Should Ed Miliband, the leader of the Labour Party, become prime minister in the 2015 elections, he would become the first Jewish leader in British history -- well, almost.

Benjamin Disraeli, who served as prime minister as a Conservative during two separate terms in the Victorian era [1868 and 1874-1880], was born to Jewish parents, but baptized as an Anglican as a 12-year old boy.

Despite his apparent devotion to Christianity, Disraeli could not escape anti-Semitism, his enemies – including editorial cartoonists -- frequently referred to his Jewish origins in the most unflattering terms.

In a famously contentious dialogue with the Irish Nationalist MP Daniel O’Connell, Disraeli declared: "Yes, I am a Jew, and when the [Irish] ancestors of the Right Honorable Gentleman [O’Connell] were brutal savages in an unknown island, mine were priests in the Temple of Solomon."

Since Disraeli, Britain has had literally hundreds of Jewish politicians, including many MPs from the Labour, Conservative and other parties. Such prominent Jews have included Keith Joseph, one of the principal backers of Margaret Thatcher; Baron Shinwell, who lived to be 101; Robert Maxwell, the media tycoon; Leon Brittan, a onetime Home secretary; Sir Malcolm Rifkind, who served as both the Defense secretary and Foreign secretary in the 1990s; and Michael Howard, a onetime leader of the Conservative Party. But no one made it all the way to Number 10 Downing Street.

Now, more than 130 years after Disraeli’s death, Britain may again soon anoint a Jewish prime minister. Miliband, however, would not seem to have the most sterling qualities associated with traditional Judaism – he was raised by Polish Holocaust refugees who embraced Marxism and espoused atheism; he did not celebrate a bar mitzvah when he turned 13, nor is he married to a Jewish woman.
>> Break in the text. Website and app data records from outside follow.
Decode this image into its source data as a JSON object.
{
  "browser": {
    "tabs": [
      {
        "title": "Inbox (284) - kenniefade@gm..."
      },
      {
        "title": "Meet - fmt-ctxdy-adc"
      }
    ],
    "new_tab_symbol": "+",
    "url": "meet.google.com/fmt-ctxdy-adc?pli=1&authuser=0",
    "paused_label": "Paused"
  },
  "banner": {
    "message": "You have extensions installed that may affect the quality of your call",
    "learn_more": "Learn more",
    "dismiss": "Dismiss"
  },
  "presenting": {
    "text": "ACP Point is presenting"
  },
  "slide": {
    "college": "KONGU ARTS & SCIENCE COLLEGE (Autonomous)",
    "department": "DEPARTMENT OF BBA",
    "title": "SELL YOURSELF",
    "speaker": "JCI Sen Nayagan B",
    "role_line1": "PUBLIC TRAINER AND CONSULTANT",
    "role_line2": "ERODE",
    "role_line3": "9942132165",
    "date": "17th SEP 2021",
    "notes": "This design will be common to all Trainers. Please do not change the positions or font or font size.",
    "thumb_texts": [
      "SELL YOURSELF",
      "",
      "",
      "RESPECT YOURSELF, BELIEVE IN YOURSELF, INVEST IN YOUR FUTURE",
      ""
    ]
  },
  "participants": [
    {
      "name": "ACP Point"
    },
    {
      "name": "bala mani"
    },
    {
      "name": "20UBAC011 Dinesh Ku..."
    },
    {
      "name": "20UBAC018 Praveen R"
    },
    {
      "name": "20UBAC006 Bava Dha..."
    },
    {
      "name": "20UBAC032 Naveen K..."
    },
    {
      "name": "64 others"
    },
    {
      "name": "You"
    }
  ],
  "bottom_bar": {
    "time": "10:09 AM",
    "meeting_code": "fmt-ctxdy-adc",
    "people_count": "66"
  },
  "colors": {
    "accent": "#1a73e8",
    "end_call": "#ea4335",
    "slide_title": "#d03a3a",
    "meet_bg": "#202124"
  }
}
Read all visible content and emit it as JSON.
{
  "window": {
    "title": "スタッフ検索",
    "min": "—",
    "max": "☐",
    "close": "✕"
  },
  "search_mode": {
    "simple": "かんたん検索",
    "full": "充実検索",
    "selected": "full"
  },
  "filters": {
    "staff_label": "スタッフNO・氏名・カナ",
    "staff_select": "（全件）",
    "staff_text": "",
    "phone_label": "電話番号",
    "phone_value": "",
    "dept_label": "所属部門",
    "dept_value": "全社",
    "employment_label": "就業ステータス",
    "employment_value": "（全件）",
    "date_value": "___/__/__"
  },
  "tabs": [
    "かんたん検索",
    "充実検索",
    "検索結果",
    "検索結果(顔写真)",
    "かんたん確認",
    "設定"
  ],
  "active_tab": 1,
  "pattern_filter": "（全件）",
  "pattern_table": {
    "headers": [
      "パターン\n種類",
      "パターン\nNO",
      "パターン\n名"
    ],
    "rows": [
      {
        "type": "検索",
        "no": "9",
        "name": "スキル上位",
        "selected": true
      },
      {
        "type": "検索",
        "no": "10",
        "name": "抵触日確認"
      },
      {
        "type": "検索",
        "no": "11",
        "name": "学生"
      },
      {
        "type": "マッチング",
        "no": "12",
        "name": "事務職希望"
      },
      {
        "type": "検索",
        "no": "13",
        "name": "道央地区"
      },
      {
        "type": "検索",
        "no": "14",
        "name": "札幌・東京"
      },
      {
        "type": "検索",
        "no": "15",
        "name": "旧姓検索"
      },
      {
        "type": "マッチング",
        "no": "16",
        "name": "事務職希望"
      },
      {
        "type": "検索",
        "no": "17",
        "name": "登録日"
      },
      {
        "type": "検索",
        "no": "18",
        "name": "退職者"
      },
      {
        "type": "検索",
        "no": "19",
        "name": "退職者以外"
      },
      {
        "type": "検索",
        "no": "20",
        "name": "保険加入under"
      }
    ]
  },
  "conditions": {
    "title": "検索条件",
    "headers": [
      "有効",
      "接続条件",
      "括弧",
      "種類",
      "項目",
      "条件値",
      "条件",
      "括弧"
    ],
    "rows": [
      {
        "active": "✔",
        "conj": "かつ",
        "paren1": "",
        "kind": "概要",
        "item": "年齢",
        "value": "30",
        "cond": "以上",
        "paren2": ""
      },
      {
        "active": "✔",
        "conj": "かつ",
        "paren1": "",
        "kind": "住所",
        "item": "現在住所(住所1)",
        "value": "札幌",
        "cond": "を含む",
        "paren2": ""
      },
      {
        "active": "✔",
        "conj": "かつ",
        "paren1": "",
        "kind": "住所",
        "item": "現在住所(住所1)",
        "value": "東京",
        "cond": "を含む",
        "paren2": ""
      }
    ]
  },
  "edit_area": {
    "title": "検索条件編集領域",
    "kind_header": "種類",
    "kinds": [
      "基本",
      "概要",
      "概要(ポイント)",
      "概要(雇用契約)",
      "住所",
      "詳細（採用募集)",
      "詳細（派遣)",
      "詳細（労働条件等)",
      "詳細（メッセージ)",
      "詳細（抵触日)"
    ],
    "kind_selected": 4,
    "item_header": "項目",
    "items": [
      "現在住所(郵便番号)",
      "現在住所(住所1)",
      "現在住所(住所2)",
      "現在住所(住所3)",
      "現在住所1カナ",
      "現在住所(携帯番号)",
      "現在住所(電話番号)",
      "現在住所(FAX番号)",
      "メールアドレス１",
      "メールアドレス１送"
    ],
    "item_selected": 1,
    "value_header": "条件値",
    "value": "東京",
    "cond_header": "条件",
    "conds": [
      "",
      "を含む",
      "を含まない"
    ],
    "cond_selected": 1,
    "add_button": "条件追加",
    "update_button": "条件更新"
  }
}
He also told BBC that he doesn’t believe in God.

Jews who worried about the extent of his sympathies for Israel -- given that, among other things, he has criticized Jewish settlements on the West Bank as well as the blockade of Gaza – were put somewhat at ease when Miliband recently declared himself a strong supporter of Israel.

[Ironically, the last two British Labour prime ministers, Tony Blair and Gordon Brown (neither of whom is Jewish), were such strong supporters of Israel that British Jews were completely comfortable with them long before either entered Number 10.]

In an article published in the New Statesman last year, Miliband wrote: “I am not religious. But I am Jewish. My relationship with my Jewishness is complex. But whose isn’t? My family history often feels distant and far away. Yet the pain of this history is such that I feel a duty to remember, understand and discuss it -- a duty that grows, rather than diminishes, over time."

However, the Haaretz newspaper of Israel reported in March 2013 that while Miliband often disagrees with the Israeli government, he remains “intolerant of those who question Israel's right to exist.” During a public event in London which was organized by the Board of Deputies of British Jews and the London Jewish News, Miliband admitted that religion played no role in his upbringing, but that he was deeply committed to protecting Israel. "I have huge respect, admiration and indeed a debt, not just to Britain, but to Israel for the sanctuary it gave my grandmother – Israel gave her comfort," he told the gathering.

Miliband also expressed his support for the continuation of ancient Jewish religious customs, including circumcision. “Yes, these are important traditions,” he said. “The kosher issue has recently been brought to my attention. Ways of life must be preserved.”

Miliband also distanced himself from many members of his own Labour Party, including trade unions, who have expressed highly inflammatory opinions about Israel, including those who have called for a boycott of Israeli imports. "Yes, I consider myself a supporter of Israel,” he stated, although he fell short of describing himself as a Zionist. “I think it’s very, very important that as somebody who supports not only Israel’s right to exist but has huge respect for what Israel does that I count myself in that category,” he added. “But it doesn’t mean that I’m not critical of the government of Israel, and I think there’s a distinction, and I think it’s very, very important that we are able to make that distinction.”

The current prime minister, Conservative David Cameron, explicitly declared himself to be a Zionist during a lunch with Jewish donors in 2008. “If by Zionist you mean that the Jews have the right to a homeland in Israel and the right to a country then, yes, I am a Zionist,” Cameron said at the time.

Miliband also supports a two-state solution for Israel and Palestine and insisted that Britain (should he head the next government in London) could become an “honest broker” for the peace process.